Johannesburg - Springbok coach Heyneke Meyer wasn’t being arrogant when he said at the start of this build-up week that his team has no choice but to win the inaugural Castle Incoming Tours Series, which starts for them with a match against Italy at Kings Park on Saturday evening.
According to the supersport.com website, “This is South Africa, we are playing at home, so we have no choice but to win every game and win the series,” said Meyer.
The Boks are a first tier nation, they’re playing at home against teams that are from the second tier, and the most established of those, Scotland, are under-strength because this series coincides with a British and Irish Lions tour. So that victory on home soil should be an anticipation rather than a hope is a statement of the obvious.
But Meyer would also probably be the first to agree that what his team needs more than just to end on the winning side in the three matches they play – they need to win with some style to set a positive tone to the season and build some much needed confidence, both within the squad and in the minds of the rugby supporting public, ahead of the Castle Rugby Championship that starts in August.
A glance back through the record books of post-isolation Springbok rugby confirms that the good years normally start well. In 1995 the Boks hammered Samoa in their first match of a year that saw them win a World Cup, in 2007 they did the same to England, and there were also strong, positive starts to 1998, 2004 and 2009, the years they won the Tri-Nations.
Considering it was a new team, the Boks did well to win the opening series of Meyer’s tenure against England last year, but they played in fits and starts, and the drawn final test in Port Elizabeth erased the memory of the excellent first half against England at Coca Cola Park. That was the closest the Boks have come in the Meyer era to showing that his game-plan is not as conservative as people think it is – when it is perfected it can place the team on an inexorable path to a feast of try-scoring.
England recovered later in the test and nearly came back for a gutsy victory before JP Pietersen’s late try, and it is interesting to reflect on what it might have done to the Boks’ year had they won with the big score that they threatened in the first half. So much of the carping from the critics and public about Meyer’s game-plan may have been alleviated or completely avoided.
Meyer has done the right things so far in 2013. His selection for the opening game against Italy surprised me as I didn’t think he would go for Willie le Roux as his fullback, and he most emphatically wasn’t going to go for him a few weeks ago. The Cheetahs player wasn’t even in his squad when the first training camp took place in Cape Town.
Le Roux doesn’t owe his place so much to the shortage of fullbacks in this country at the moment as he does to Meyer’s desire to build the impact potential of his bench. If the Boks were playing the All Blacks this week and not Italy, he would have chosen Patrick Lambie in the last line of defence, you can be pretty sure about that.
But this is Le Roux’s opportunity to prove that he can provide the X-factor that would be so valuable in a bench player building towards the World Cup, and it is also a chance for him to start building international experience. It’s also a chance for Meyer to prove to the public that he is not straight-jacketed by his structural expectations and is prepared to think outside the box.

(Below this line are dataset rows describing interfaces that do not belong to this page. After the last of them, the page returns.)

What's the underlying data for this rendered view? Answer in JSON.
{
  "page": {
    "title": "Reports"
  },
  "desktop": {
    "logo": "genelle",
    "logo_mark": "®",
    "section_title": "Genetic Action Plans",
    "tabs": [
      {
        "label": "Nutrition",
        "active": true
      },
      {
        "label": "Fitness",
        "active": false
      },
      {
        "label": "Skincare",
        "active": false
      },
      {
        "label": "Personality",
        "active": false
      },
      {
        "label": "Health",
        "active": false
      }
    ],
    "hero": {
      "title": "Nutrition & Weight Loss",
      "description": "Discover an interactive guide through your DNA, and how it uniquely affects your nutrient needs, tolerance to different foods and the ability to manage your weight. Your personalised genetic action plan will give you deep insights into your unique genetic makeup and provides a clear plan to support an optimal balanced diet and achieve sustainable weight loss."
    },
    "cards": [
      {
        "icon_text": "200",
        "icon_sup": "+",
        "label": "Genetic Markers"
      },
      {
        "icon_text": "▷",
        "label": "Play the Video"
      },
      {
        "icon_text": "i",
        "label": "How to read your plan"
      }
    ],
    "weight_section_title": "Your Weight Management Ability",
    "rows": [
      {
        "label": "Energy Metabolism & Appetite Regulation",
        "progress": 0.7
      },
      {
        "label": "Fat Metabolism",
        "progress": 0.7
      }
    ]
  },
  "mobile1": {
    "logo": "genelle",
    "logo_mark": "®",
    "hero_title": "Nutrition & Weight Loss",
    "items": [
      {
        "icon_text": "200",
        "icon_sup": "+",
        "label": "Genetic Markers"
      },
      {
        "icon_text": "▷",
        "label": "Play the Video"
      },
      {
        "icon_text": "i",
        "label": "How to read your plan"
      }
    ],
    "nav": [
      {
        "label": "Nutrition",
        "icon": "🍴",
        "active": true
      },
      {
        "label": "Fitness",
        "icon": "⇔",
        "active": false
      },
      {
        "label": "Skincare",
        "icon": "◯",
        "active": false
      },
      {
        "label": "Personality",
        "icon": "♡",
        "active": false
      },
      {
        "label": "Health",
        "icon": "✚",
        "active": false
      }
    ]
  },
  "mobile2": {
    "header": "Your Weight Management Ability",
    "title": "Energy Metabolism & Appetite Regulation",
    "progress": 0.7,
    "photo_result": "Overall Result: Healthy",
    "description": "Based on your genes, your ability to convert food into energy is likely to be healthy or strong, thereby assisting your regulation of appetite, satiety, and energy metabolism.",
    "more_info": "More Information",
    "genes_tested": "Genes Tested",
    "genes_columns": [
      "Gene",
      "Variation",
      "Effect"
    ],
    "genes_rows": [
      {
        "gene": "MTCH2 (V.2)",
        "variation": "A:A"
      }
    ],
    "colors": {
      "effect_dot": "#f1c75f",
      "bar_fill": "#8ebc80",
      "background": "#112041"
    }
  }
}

He says he has given Le Roux licence to play his natural game, and if he and the team follow up on the positivity bred by the team announcement by backing up on the field, the Boks could be off to the rousing start their season needs in a second year where injuries and departures for Japan have introduced to the potential for a slight stutter to the anticipated progress of Meyer’s game.
Italy are a good team to be starting against. They’re no push-overs, and Meyer wasn’t being charitable when he said this week that they would be tough opponents. They enjoyed a relatively successful Six Nations campaign this year, and in some areas, such as the scrumming, they pose a significant threat to the Boks.
Under their new coach they are building on the platform provided for them by Nick Mallett when he was coaching, with the Italians having developed an appreciation for structure and strong defence that wasn’t there when they went to the World Cup in 2007. If the Boks start off short of a gallop, the game could be close, and in no sense can this Italy side by compared to the one that was smashed 101-0 here when Mallett was coaching the Boks in 1999.
But the Boks should be expected to win with something to spare so that Meyer can comfortably do what he intends to do by trying out different combinations against Scotland in Nelspruit next week. That is particularly so after the Italy team selection, with Jacques Brunel opting to bench scrumming master Martin Castrogiovanni for this match and talking about playing a running game against the Boks, presumably in order to avoid having to mix it with the physical South African pack.
That could just play into the Bok hands by offering scoring opportunities off mistakes and the Boks, even though some of the players are either completely new or relatively new, should be primed to strike. By all accounts the management have put in a massive amount of planning this year, and now is the time for that planning to come together.
The earlier match between Scotland and Samoa will be interesting in telling us what the Boks face going forward in this competition. Was the Samoa team that was so disappointing against the Golden Lions a true reflection of the standard of the island nation? I think not. And what impact will the non-availability of Lions players have on Scotland?